Say you draw disability benefits and what you earn is a bit more than what the Social Security Administration’s limit to still qualify for disability benefits.
To be eligible for disability benefits, a person must be unable to engage in substantial gainful activity (SGA). A person who is earning more than a certain monthly amount (net of impairment-related work expenses) is ordinarily considered to be engaging in SGA
If you trying to hide your earnings by being underpaid, SSA will look at the fair market value of the activity. The SSA can even consider volunteer work or criminal activities as SGA if the activity perform would typically receive compensation in excess of the monthly SGA amount. This goes both ways however. If someone, such as a mentally challenged person bagging groceries is overly compensated, then this type of subsidized employment will not be included.
Stated plainly, the SSA will first consider the actual dollar amount paid and will then consider all the facts to see if someone's work was actually worth more or less than the SGA amount.
If you worked for six months or less and then you worked less as a result of your medical issues, then the money earned during that time is excluded from an SGA evaluation. There are a number of programs designed to motivate people to try going back to work. These programs include the Plan to Achieve Self Support, (PASS) and the ticket to work program.

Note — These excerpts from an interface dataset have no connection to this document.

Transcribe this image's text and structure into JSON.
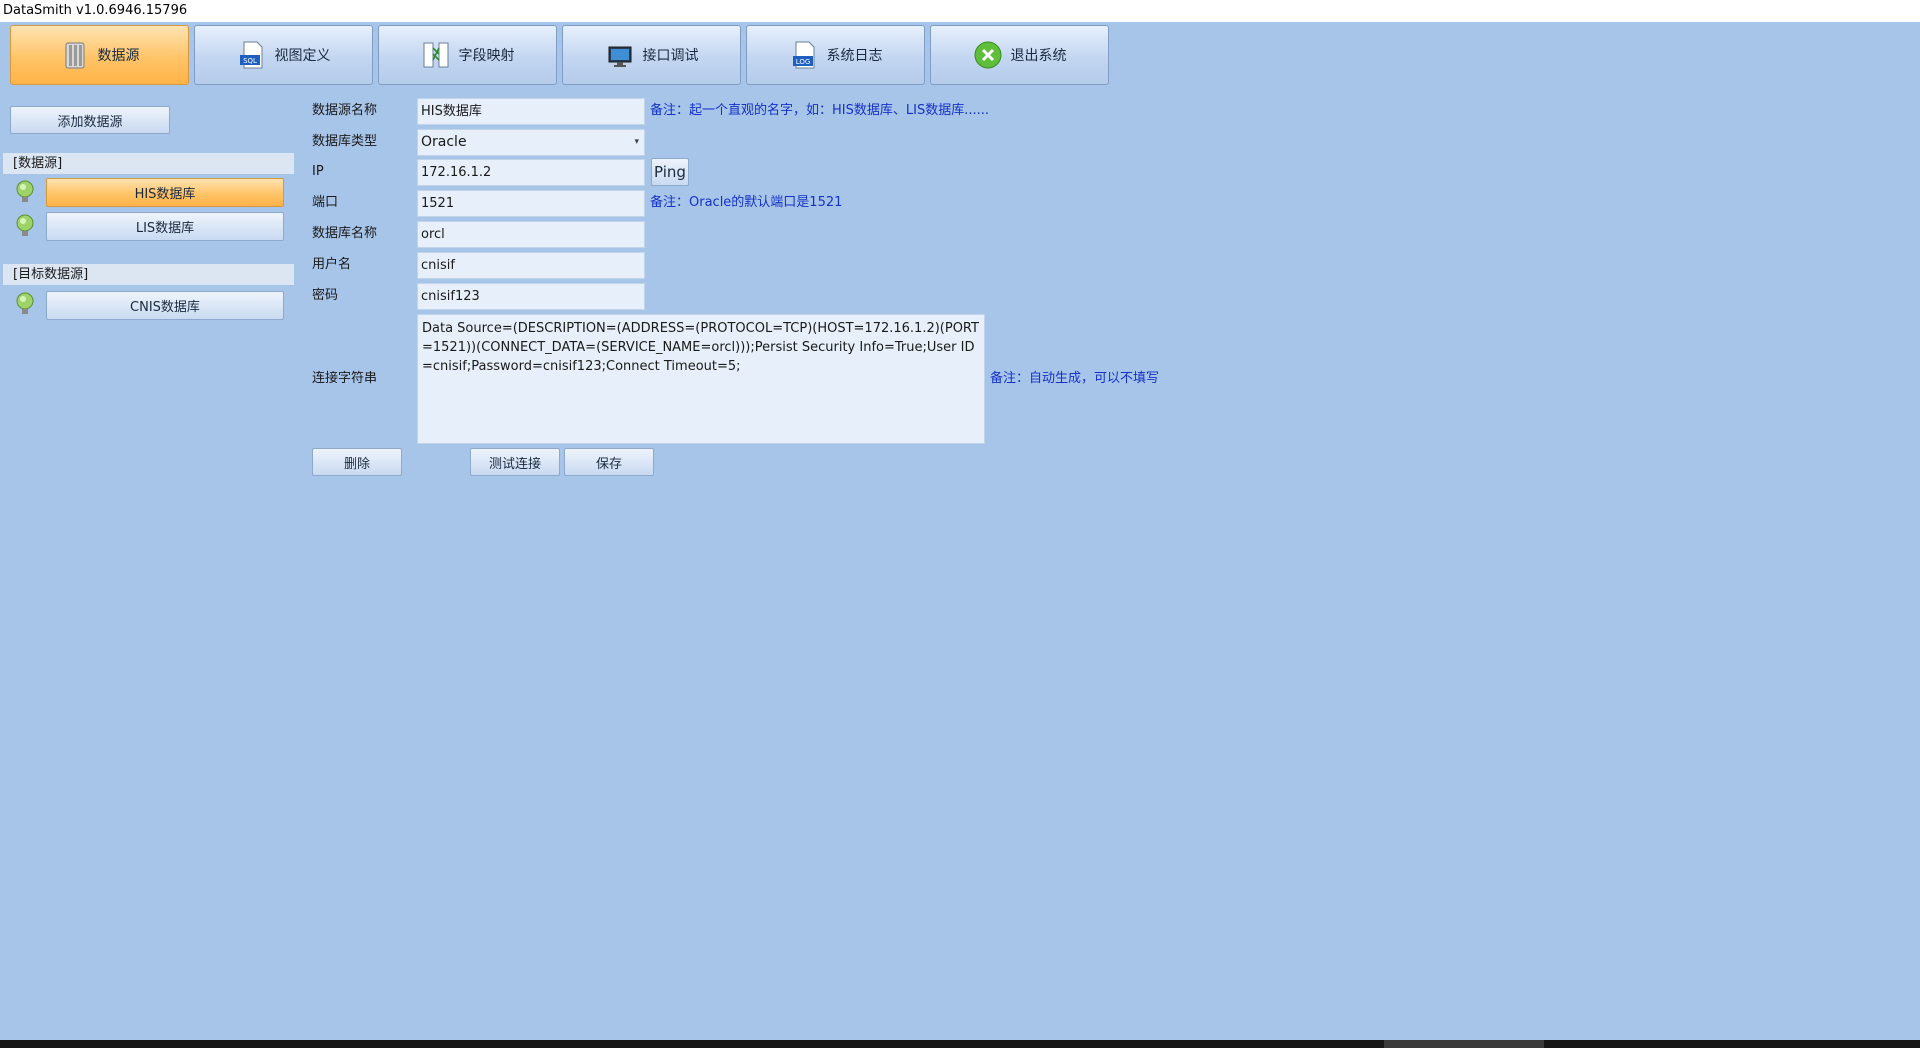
{
  "window": {
    "title": "DataSmith  v1.0.6946.15796"
  },
  "toolbar": {
    "tabs": [
      {
        "label": "数据源",
        "icon": "database-icon"
      },
      {
        "label": "视图定义",
        "icon": "sql-file-icon"
      },
      {
        "label": "字段映射",
        "icon": "field-mapping-icon"
      },
      {
        "label": "接口调试",
        "icon": "monitor-debug-icon"
      },
      {
        "label": "系统日志",
        "icon": "log-file-icon"
      },
      {
        "label": "退出系统",
        "icon": "exit-icon"
      }
    ]
  },
  "sidebar": {
    "add_button": "添加数据源",
    "source_group": "[数据源]",
    "sources": [
      "HIS数据库",
      "LIS数据库"
    ],
    "target_group": "[目标数据源]",
    "targets": [
      "CNIS数据库"
    ]
  },
  "form": {
    "name_label": "数据源名称",
    "name_value": "HIS数据库",
    "name_note": "备注：起一个直观的名字，如：HIS数据库、LIS数据库......",
    "type_label": "数据库类型",
    "type_value": "Oracle",
    "ip_label": "IP",
    "ip_value": "172.16.1.2",
    "ping_label": "Ping",
    "port_label": "端口",
    "port_value": "1521",
    "port_note": "备注：Oracle的默认端口是1521",
    "dbname_label": "数据库名称",
    "dbname_value": "orcl",
    "user_label": "用户名",
    "user_value": "cnisif",
    "password_label": "密码",
    "password_value": "cnisif123",
    "connstr_label": "连接字符串",
    "connstr_value": "Data Source=(DESCRIPTION=(ADDRESS=(PROTOCOL=TCP)(HOST=172.16.1.2)(PORT=1521))(CONNECT_DATA=(SERVICE_NAME=orcl)));Persist Security Info=True;User ID=cnisif;Password=cnisif123;Connect Timeout=5;",
    "connstr_note": "备注：自动生成，可以不填写"
  },
  "actions": {
    "delete": "删除",
    "test": "测试连接",
    "save": "保存"
  },
  "colors": {
    "background": "#a7c4e9",
    "active_accent": "#ffc468",
    "note_text": "#1532c8"
  }
}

The amount of your work will be looked at by the judge. The judge will look at your dollars earned, hours spent, and the physical or mental demands of your job. For example, even though you might be working less than full time making less than SGA, if it is a job on a landscaping crew where you lift up to 100 pounds all day, the judge might wonder if you could work a few more hours doing a job that is more light duty. Another example might be if you are making very close to the maximum amount). The judge will most likely think "are they physically unable to earn that last dollar or are they gaming the system"?
In the case of self-employment, SSA will look at the fair market value of your self-employment activities. Your business activity will be considered SGA if you:
- Engage in activities that is similar to the work that other people (without disabilities) perform in your community or similar businesses, or
- 1,220 per month in 2019 (or $2,040 if you're blind)
We can help
If you are unable to work because of a physical or mental impairment, you may qualify for Social Security Disability benefits. If you need help and are looking for an experienced Social Security Disability Lawyer in Virginia who can assist you in navigating the sometimes very complex process of applying for Social Security Disability benefits, then call Kalfus-Nachman. We will assist you in your initial claim and at the reconsideration level, and we will also represent you at a hearing before an Administrative Law Judge if this becomes necessary. In addition, there is no charge for your first visit, and there also is no attorney fee unless your claim is allowed by the Social Security Administration for Social Security Disability benefits.